[Given information — start]

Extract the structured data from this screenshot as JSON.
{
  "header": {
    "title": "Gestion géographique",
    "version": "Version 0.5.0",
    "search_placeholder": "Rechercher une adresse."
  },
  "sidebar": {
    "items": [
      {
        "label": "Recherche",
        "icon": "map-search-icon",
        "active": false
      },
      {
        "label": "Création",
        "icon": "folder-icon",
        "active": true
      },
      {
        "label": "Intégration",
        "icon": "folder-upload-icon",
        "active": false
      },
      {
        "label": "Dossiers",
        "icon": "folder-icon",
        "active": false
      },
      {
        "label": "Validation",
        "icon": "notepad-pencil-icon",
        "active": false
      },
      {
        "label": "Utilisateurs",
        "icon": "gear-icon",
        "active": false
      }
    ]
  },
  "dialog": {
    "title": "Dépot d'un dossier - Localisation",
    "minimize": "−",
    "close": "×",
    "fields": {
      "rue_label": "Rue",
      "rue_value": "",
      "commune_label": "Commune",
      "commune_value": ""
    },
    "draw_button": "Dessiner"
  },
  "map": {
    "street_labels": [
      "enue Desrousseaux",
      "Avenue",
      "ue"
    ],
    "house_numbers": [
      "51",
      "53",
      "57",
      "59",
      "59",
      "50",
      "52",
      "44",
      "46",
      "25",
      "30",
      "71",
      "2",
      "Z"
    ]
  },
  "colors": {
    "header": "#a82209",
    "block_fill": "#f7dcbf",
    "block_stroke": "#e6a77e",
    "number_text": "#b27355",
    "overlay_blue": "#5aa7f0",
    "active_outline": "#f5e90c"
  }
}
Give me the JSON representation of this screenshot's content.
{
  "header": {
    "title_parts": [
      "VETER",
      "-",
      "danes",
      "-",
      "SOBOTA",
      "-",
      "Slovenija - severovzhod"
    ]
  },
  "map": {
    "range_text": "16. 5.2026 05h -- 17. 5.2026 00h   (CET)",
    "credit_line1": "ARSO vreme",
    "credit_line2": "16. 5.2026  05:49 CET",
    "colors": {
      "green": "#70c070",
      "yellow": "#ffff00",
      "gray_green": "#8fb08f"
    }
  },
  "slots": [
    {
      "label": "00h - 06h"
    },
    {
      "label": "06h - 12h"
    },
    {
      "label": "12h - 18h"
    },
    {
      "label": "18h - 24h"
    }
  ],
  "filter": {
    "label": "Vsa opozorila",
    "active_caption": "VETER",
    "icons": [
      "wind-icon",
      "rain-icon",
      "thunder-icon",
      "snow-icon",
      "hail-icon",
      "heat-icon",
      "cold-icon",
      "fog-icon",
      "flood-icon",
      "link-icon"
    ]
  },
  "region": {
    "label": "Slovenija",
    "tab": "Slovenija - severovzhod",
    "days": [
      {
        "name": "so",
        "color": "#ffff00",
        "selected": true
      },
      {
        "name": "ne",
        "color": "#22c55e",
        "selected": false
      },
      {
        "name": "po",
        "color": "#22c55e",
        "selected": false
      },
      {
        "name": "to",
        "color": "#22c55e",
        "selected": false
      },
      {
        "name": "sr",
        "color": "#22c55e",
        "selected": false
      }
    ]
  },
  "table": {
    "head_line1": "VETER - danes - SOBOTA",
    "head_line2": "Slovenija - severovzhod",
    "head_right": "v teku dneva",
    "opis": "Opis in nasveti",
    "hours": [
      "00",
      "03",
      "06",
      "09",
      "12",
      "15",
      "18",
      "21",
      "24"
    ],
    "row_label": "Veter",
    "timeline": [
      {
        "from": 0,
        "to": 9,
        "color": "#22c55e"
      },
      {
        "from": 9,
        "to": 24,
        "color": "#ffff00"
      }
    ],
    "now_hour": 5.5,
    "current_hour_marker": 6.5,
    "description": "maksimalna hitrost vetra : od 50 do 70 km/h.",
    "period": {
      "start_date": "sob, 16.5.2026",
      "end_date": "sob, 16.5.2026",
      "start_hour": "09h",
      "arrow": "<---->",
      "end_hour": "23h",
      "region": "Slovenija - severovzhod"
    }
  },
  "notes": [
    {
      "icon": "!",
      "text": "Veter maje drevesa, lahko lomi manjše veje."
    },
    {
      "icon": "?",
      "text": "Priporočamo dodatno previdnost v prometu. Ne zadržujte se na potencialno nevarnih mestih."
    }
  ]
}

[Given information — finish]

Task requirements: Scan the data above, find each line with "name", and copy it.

Solution below:
        "name": "so",
        "name": "ne",
        "name": "po",
        "name": "to",
        "name": "sr",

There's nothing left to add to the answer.